Researchers have used imaging tools to show that Parkinson's disease may actually be two different diseases, one that starts in the brain while the other begins in the intestines. This can explain why patients can report very different symptoms and may improve therapeutic options for people that suffer from Parkinson's. The findings have been reported in the journal Brain.
"With the help of advanced scanning techniques, we've shown that Parkinson's disease can be divided into two variants, which start in different places in the body. For some patients, the disease starts in the intestines and spreads from there to the brain through neural connections. For others, the disease starts in the brain and spreads to the intestines and other organs such as the heart," said study author Per Borghammer of Aarhus University Hospital, Denmark.
In Parkinson's disease patients, the brain degenerates as a dangerous protein called alpha-synuclein accumulates. The nerve damage disrupts movement in patients.

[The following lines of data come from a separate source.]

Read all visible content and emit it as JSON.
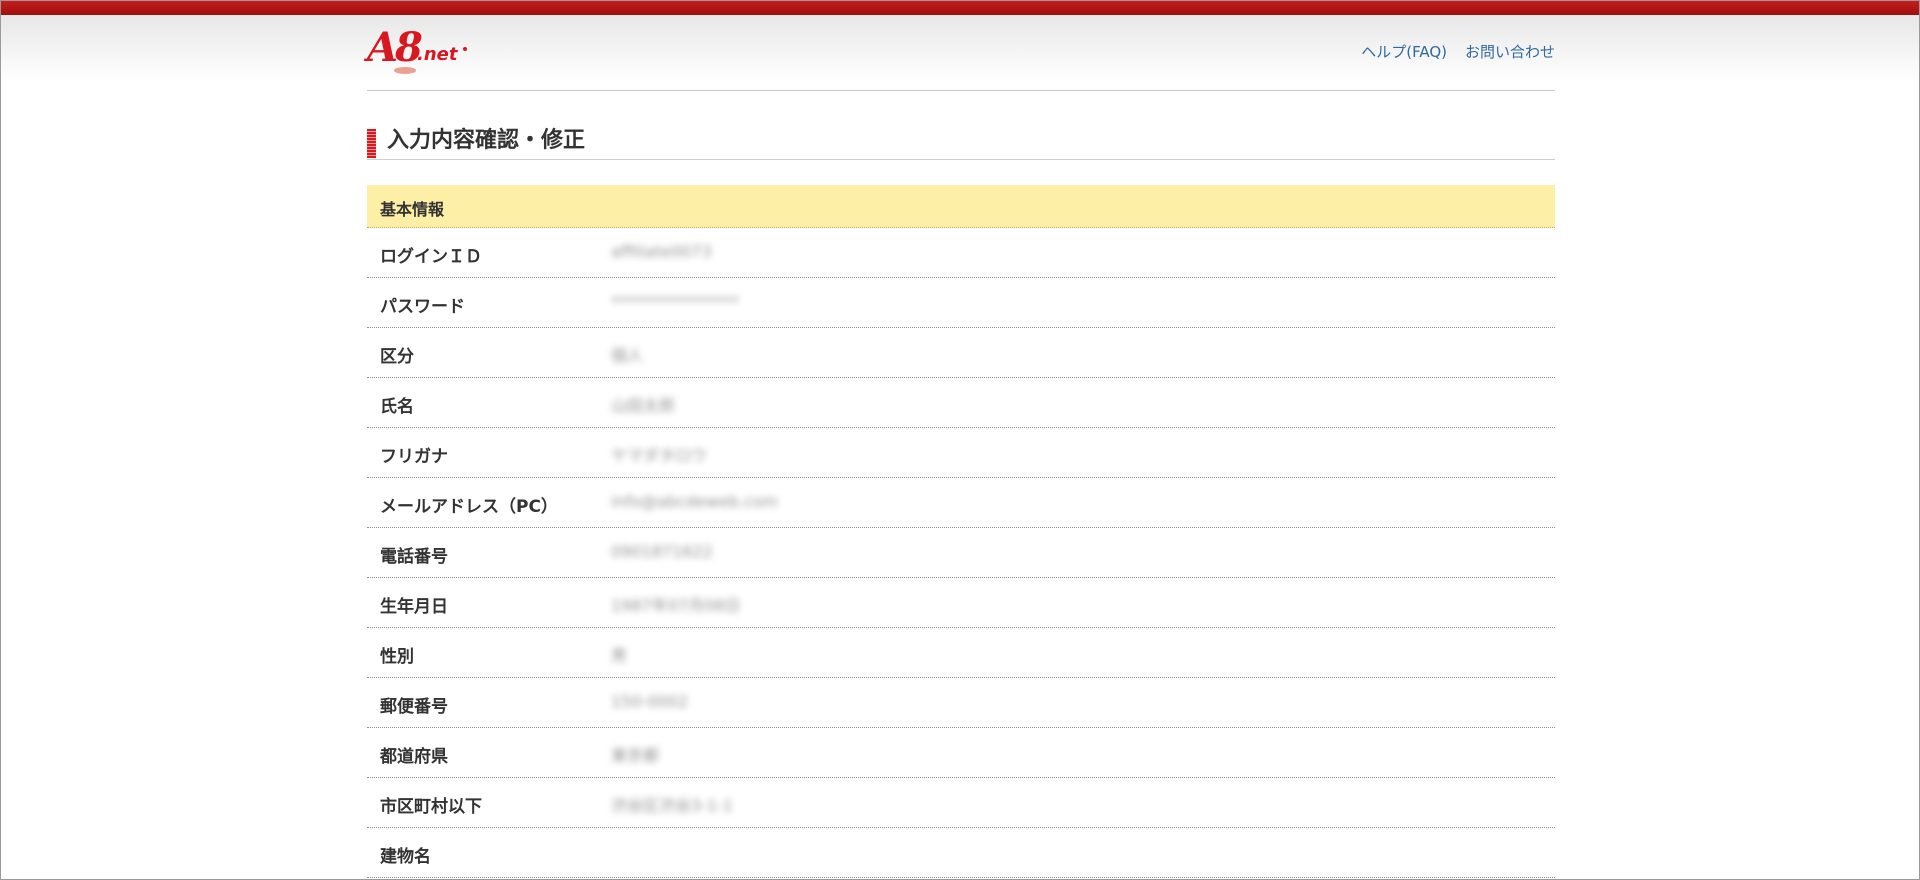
{
  "header": {
    "logo_text": "A8",
    "logo_suffix": ".net",
    "links": [
      {
        "label": "ヘルプ(FAQ)"
      },
      {
        "label": "お問い合わせ"
      }
    ]
  },
  "page": {
    "title": "入力内容確認・修正"
  },
  "section": {
    "title": "基本情報",
    "rows": [
      {
        "label": "ログインＩＤ",
        "value": "affiliate0073"
      },
      {
        "label": "パスワード",
        "value": "****************"
      },
      {
        "label": "区分",
        "value": "個人"
      },
      {
        "label": "氏名",
        "value": "山田太郎"
      },
      {
        "label": "フリガナ",
        "value": "ヤマダタロウ"
      },
      {
        "label": "メールアドレス（PC）",
        "value": "info@abcdeweb.com"
      },
      {
        "label": "電話番号",
        "value": "0901871622"
      },
      {
        "label": "生年月日",
        "value": "1987年07月08日"
      },
      {
        "label": "性別",
        "value": "男"
      },
      {
        "label": "郵便番号",
        "value": "150-0002"
      },
      {
        "label": "都道府県",
        "value": "東京都"
      },
      {
        "label": "市区町村以下",
        "value": "渋谷区渋谷3-1-1"
      },
      {
        "label": "建物名",
        "value": ""
      }
    ]
  },
  "colors": {
    "brand_red": "#d8171e",
    "section_yellow": "#fdf0a6",
    "link_blue": "#2f6a9e"
  }
}
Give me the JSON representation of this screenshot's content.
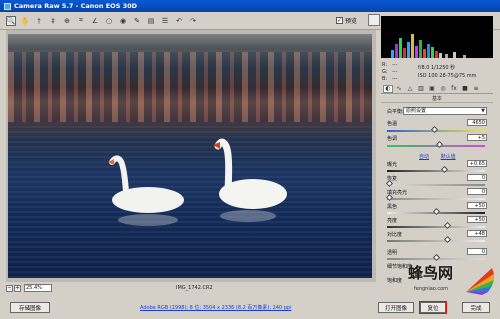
{
  "window": {
    "title": "Camera Raw 5.7 - Canon EOS 30D"
  },
  "toolbar": {
    "tools": [
      "zoom-tool-icon",
      "hand-tool-icon",
      "white-balance-tool-icon",
      "color-sampler-icon",
      "targeted-adjust-icon",
      "crop-tool-icon",
      "straighten-tool-icon",
      "spot-removal-icon",
      "red-eye-icon",
      "adjustment-brush-icon",
      "graduated-filter-icon",
      "preferences-icon",
      "rotate-left-icon",
      "rotate-right-icon"
    ],
    "preview_label": "预览",
    "preview_checked": true
  },
  "photo": {
    "filename": "IMG_1742.CR2"
  },
  "zoom": {
    "value": "25.4%"
  },
  "exif": {
    "r_label": "R:",
    "g_label": "G:",
    "b_label": "B:",
    "r_value": "---",
    "g_value": "---",
    "b_value": "---",
    "aperture_shutter": "f/8.0  1/1250 秒",
    "iso_focal": "ISO 100  28-75@75 mm"
  },
  "panel": {
    "title": "基本",
    "white_balance_label": "白平衡:",
    "white_balance_value": "原照设置",
    "temp_label": "色温",
    "temp_value": "4650",
    "temp_pos": 0.48,
    "tint_label": "色调",
    "tint_value": "+5",
    "tint_pos": 0.53,
    "auto_link": "自动",
    "default_link": "默认值",
    "exposure_label": "曝光",
    "exposure_value": "+0.65",
    "exposure_pos": 0.58,
    "recovery_label": "恢复",
    "recovery_value": "0",
    "recovery_pos": 0.0,
    "fill_light_label": "填充亮光",
    "fill_light_value": "0",
    "fill_light_pos": 0.0,
    "blacks_label": "黑色",
    "blacks_value": "+50",
    "blacks_pos": 0.5,
    "brightness_label": "亮度",
    "brightness_value": "+50",
    "brightness_pos": 0.62,
    "contrast_label": "对比度",
    "contrast_value": "+48",
    "contrast_pos": 0.62,
    "clarity_label": "透明",
    "clarity_value": "0",
    "clarity_pos": 0.5,
    "vibrance_label": "细节饱和度",
    "saturation_label": "饱和度"
  },
  "bottom": {
    "save_label": "存储图像",
    "info_text": "Adobe RGB (1998); 8 位; 3504 x 2336 (8.2 百万像素); 240 ppi",
    "open_label": "打开图像",
    "reset_label": "复位",
    "done_label": "完成"
  },
  "watermark": {
    "text": "蜂鸟网",
    "sub": "fengniao.com"
  },
  "colors": {
    "titlebar": "#0a58d6",
    "panel_bg": "#d4d0c8",
    "highlight": "#e01010",
    "link": "#1a3fd0"
  }
}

PET and MRI imaging tools were used to assess Parkinson's disease patients as well as people who were thought to be at high risk for developing it. The work showed that there was damage in the dopamine systems in the brains of some patients prior to intestine or heart damage. In other patients, there was damage in the intestine's and heart's nerve networks before any damage appeared in the dopamine system of the brain. The findings, said Borghammer, challenge our understanding of the disease.
"Until now, many people have viewed the disease as relatively homogeneous and defined it based on the classical movement disorders. But at the same time, we've been puzzled about why there was such a big difference between patient symptoms. With this new knowledge, the different symptoms make more sense and this is also the perspective in which future research should be viewed," he said.
The scientists have referred to the two types as body-first or brain-first Parkinson's disease. They suggested that the microbiota may be of particular interest when it comes to body-first.
"It has long since been demonstrated that Parkinson's patients have a different microbiome in the intestines than healthy people, without us truly understanding the significance of this. Now that we're able to identify the two types of Parkinson's disease, we can examine the risk factors and possible genetic factors that may be different for the two types. The next step is to examine whether, for example, body-first Parkinson's disease can be treated by treating the intestines with feces transplantation or in other ways that affect the microbiome," explained Borghammer.
"The discovery of brain-first Parkinson's is a bigger challenge. This variant of the disease is probably relatively symptom-free until the movement disorder symptoms appear and the patient is diagnosed with Parkinson's. By then the patient has already lost more than half of the dopamine system, and it will therefore be more difficult to find patients early enough to be able to slow the disease," Borghammer noted.